- _PROBLEM REQUIREMENTS_: The records must be returned word for word.

- _DATASET EXCERPTS_:
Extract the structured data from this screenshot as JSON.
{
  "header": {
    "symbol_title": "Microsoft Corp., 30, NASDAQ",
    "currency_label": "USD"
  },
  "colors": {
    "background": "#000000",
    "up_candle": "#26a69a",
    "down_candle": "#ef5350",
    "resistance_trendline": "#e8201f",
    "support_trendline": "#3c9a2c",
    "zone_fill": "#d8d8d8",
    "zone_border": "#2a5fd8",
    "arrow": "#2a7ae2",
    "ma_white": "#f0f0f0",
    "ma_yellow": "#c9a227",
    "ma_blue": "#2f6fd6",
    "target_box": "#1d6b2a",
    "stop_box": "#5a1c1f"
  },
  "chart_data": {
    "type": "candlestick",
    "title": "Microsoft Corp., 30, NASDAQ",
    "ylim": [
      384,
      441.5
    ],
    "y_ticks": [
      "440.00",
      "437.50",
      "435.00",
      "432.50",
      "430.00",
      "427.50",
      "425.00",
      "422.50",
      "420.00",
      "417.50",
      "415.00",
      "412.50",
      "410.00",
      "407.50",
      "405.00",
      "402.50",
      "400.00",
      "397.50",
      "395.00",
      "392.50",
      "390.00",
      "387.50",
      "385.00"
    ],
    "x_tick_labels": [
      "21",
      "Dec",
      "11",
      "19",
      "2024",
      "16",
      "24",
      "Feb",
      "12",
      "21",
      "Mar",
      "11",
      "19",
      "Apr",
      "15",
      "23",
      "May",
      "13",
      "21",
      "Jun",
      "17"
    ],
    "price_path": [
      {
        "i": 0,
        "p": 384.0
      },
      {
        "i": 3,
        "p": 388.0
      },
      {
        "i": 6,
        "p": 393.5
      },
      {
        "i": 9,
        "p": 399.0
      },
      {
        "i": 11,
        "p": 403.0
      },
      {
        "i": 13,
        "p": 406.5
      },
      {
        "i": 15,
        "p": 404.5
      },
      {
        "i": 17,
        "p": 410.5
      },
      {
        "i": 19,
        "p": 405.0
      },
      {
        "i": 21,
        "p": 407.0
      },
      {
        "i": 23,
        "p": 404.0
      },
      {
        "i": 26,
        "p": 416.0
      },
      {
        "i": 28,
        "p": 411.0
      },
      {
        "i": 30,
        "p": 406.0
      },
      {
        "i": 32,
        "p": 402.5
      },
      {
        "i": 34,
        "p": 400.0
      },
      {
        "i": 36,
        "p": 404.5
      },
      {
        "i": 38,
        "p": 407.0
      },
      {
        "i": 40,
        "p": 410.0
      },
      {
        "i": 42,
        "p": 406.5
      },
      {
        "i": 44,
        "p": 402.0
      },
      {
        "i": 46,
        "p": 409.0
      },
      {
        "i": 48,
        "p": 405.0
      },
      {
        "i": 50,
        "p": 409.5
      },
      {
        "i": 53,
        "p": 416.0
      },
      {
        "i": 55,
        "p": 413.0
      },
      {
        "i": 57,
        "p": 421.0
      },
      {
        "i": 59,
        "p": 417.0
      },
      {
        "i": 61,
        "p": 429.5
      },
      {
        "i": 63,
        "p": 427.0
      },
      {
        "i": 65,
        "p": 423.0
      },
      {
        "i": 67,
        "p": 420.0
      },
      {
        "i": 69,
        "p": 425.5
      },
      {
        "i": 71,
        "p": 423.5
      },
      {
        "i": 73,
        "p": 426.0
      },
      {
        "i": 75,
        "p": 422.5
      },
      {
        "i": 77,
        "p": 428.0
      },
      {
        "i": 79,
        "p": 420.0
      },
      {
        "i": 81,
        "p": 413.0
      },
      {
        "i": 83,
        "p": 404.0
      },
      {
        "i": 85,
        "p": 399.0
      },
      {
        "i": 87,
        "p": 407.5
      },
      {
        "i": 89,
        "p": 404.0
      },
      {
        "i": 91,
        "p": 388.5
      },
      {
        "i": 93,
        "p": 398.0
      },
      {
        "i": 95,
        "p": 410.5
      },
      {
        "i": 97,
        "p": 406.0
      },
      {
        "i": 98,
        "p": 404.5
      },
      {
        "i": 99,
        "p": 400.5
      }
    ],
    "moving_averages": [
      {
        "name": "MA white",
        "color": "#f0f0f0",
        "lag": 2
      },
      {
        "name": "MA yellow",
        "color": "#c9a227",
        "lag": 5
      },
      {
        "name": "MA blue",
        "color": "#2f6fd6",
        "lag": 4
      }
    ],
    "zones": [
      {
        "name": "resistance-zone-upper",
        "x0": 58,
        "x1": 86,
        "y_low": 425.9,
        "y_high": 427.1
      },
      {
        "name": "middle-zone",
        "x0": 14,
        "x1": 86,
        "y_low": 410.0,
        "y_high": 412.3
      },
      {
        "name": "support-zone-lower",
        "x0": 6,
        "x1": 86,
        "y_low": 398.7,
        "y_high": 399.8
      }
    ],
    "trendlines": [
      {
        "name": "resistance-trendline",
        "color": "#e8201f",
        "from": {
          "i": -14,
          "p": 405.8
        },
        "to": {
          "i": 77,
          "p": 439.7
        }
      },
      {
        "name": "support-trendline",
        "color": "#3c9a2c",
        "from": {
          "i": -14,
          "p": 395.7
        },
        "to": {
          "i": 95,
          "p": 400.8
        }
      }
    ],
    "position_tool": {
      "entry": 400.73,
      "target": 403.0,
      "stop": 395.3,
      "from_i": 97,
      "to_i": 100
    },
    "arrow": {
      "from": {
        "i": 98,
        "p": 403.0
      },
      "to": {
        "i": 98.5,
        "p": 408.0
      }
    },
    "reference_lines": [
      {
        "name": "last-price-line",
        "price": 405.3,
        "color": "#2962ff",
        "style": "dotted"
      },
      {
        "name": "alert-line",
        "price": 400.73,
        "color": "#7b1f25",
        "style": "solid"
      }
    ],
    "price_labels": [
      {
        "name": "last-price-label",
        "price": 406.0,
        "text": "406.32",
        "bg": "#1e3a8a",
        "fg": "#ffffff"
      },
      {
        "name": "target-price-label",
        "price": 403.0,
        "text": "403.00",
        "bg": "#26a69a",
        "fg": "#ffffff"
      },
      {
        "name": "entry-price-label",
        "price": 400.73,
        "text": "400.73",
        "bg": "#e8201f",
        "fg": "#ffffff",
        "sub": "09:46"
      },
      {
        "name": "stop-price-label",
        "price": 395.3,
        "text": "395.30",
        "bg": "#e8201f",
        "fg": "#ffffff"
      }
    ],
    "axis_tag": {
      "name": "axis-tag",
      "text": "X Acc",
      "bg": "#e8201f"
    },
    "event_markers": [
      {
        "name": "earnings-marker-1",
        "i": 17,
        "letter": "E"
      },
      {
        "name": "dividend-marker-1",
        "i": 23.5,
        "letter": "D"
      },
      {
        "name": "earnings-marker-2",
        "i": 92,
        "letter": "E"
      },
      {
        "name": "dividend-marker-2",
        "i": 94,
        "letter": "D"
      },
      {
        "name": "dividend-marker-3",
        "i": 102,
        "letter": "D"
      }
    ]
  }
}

- _SOLUTION FOR THIS EXERCISE_:
Extract the structured data from this screenshot as JSON.
{
  "header": {
    "symbol_title": "Microsoft Corp., 30, NASDAQ",
    "currency_label": "USD"
  },
  "colors": {
    "background": "#000000",
    "up_candle": "#26a69a",
    "down_candle": "#ef5350",
    "resistance_trendline": "#e8201f",
    "support_trendline": "#3c9a2c",
    "zone_fill": "#d8d8d8",
    "zone_border": "#2a5fd8",
    "arrow": "#2a7ae2",
    "ma_white": "#f0f0f0",
    "ma_yellow": "#c9a227",
    "ma_blue": "#2f6fd6",
    "target_box": "#1d6b2a",
    "stop_box": "#5a1c1f"
  },
  "chart_data": {
    "type": "candlestick",
    "title": "Microsoft Corp., 30, NASDAQ",
    "ylim": [
      384,
      441.5
    ],
    "y_ticks": [
      "440.00",
      "437.50",
      "435.00",
      "432.50",
      "430.00",
      "427.50",
      "425.00",
      "422.50",
      "420.00",
      "417.50",
      "415.00",
      "412.50",
      "410.00",
      "407.50",
      "405.00",
      "402.50",
      "400.00",
      "397.50",
      "395.00",
      "392.50",
      "390.00",
      "387.50",
      "385.00"
    ],
    "x_tick_labels": [
      "21",
      "Dec",
      "11",
      "19",
      "2024",
      "16",
      "24",
      "Feb",
      "12",
      "21",
      "Mar",
      "11",
      "19",
      "Apr",
      "15",
      "23",
      "May",
      "13",
      "21",
      "Jun",
      "17"
    ],
    "price_path": [
      {
        "i": 0,
        "p": 384.0
      },
      {
        "i": 3,
        "p": 388.0
      },
      {
        "i": 6,
        "p": 393.5
      },
      {
        "i": 9,
        "p": 399.0
      },
      {
        "i": 11,
        "p": 403.0
      },
      {
        "i": 13,
        "p": 406.5
      },
      {
        "i": 15,
        "p": 404.5
      },
      {
        "i": 17,
        "p": 410.5
      },
      {
        "i": 19,
        "p": 405.0
      },
      {
        "i": 21,
        "p": 407.0
      },
      {
        "i": 23,
        "p": 404.0
      },
      {
        "i": 26,
        "p": 416.0
      },
      {
        "i": 28,
        "p": 411.0
      },
      {
        "i": 30,
        "p": 406.0
      },
      {
        "i": 32,
        "p": 402.5
      },
      {
        "i": 34,
        "p": 400.0
      },
      {
        "i": 36,
        "p": 404.5
      },
      {
        "i": 38,
        "p": 407.0
      },
      {
        "i": 40,
        "p": 410.0
      },
      {
        "i": 42,
        "p": 406.5
      },
      {
        "i": 44,
        "p": 402.0
      },
      {
        "i": 46,
        "p": 409.0
      },
      {
        "i": 48,
        "p": 405.0
      },
      {
        "i": 50,
        "p": 409.5
      },
      {
        "i": 53,
        "p": 416.0
      },
      {
        "i": 55,
        "p": 413.0
      },
      {
        "i": 57,
        "p": 421.0
      },
      {
        "i": 59,
        "p": 417.0
      },
      {
        "i": 61,
        "p": 429.5
      },
      {
        "i": 63,
        "p": 427.0
      },
      {
        "i": 65,
        "p": 423.0
      },
      {
        "i": 67,
        "p": 420.0
      },
      {
        "i": 69,
        "p": 425.5
      },
      {
        "i": 71,
        "p": 423.5
      },
      {
        "i": 73,
        "p": 426.0
      },
      {
        "i": 75,
        "p": 422.5
      },
      {
        "i": 77,
        "p": 428.0
      },
      {
        "i": 79,
        "p": 420.0
      },
      {
        "i": 81,
        "p": 413.0
      },
      {
        "i": 83,
        "p": 404.0
      },
      {
        "i": 85,
        "p": 399.0
      },
      {
        "i": 87,
        "p": 407.5
      },
      {
        "i": 89,
        "p": 404.0
      },
      {
        "i": 91,
        "p": 388.5
      },
      {
        "i": 93,
        "p": 398.0
      },
      {
        "i": 95,
        "p": 410.5
      },
      {
        "i": 97,
        "p": 406.0
      },
      {
        "i": 98,
        "p": 404.5
      },
      {
        "i": 99,
        "p": 400.5
      }
    ],
    "moving_averages": [
      {
        "name": "MA white",
        "color": "#f0f0f0",
        "lag": 2
      },
      {
        "name": "MA yellow",
        "color": "#c9a227",
        "lag": 5
      },
      {
        "name": "MA blue",
        "color": "#2f6fd6",
        "lag": 4
      }
    ],
    "zones": [
      {
        "name": "resistance-zone-upper",
        "x0": 58,
        "x1": 86,
        "y_low": 425.9,
        "y_high": 427.1
      },
      {
        "name": "middle-zone",
        "x0": 14,
        "x1": 86,
        "y_low": 410.0,
        "y_high": 412.3
      },
      {
        "name": "support-zone-lower",
        "x0": 6,
        "x1": 86,
        "y_low": 398.7,
        "y_high": 399.8
      }
    ],
    "trendlines": [
      {
        "name": "resistance-trendline",
        "color": "#e8201f",
        "from": {
          "i": -14,
          "p": 405.8
        },
        "to": {
          "i": 77,
          "p": 439.7
        }
      },
      {
        "name": "support-trendline",
        "color": "#3c9a2c",
        "from": {
          "i": -14,
          "p": 395.7
        },
        "to": {
          "i": 95,
          "p": 400.8
        }
      }
    ],
    "position_tool": {
      "entry": 400.73,
      "target": 403.0,
      "stop": 395.3,
      "from_i": 97,
      "to_i": 100
    },
    "arrow": {
      "from": {
        "i": 98,
        "p": 403.0
      },
      "to": {
        "i": 98.5,
        "p": 408.0
      }
    },
    "reference_lines": [
      {
        "name": "last-price-line",
        "price": 405.3,
        "color": "#2962ff",
        "style": "dotted"
      },
      {
        "name": "alert-line",
        "price": 400.73,
        "color": "#7b1f25",
        "style": "solid"
      }
    ],
    "price_labels": [
      {
        "name": "last-price-label",
        "price": 406.0,
        "text": "406.32",
        "bg": "#1e3a8a",
        "fg": "#ffffff"
      },
      {
        "name": "target-price-label",
        "price": 403.0,
        "text": "403.00",
        "bg": "#26a69a",
        "fg": "#ffffff"
      },
      {
        "name": "entry-price-label",
        "price": 400.73,
        "text": "400.73",
        "bg": "#e8201f",
        "fg": "#ffffff",
        "sub": "09:46"
      },
      {
        "name": "stop-price-label",
        "price": 395.3,
        "text": "395.30",
        "bg": "#e8201f",
        "fg": "#ffffff"
      }
    ],
    "axis_tag": {
      "name": "axis-tag",
      "text": "X Acc",
      "bg": "#e8201f"
    },
    "event_markers": [
      {
        "name": "earnings-marker-1",
        "i": 17,
        "letter": "E"
      },
      {
        "name": "dividend-marker-1",
        "i": 23.5,
        "letter": "D"
      },
      {
        "name": "earnings-marker-2",
        "i": 92,
        "letter": "E"
      },
      {
        "name": "dividend-marker-2",
        "i": 94,
        "letter": "D"
      },
      {
        "name": "dividend-marker-3",
        "i": 102,
        "letter": "D"
      }
    ]
  }
}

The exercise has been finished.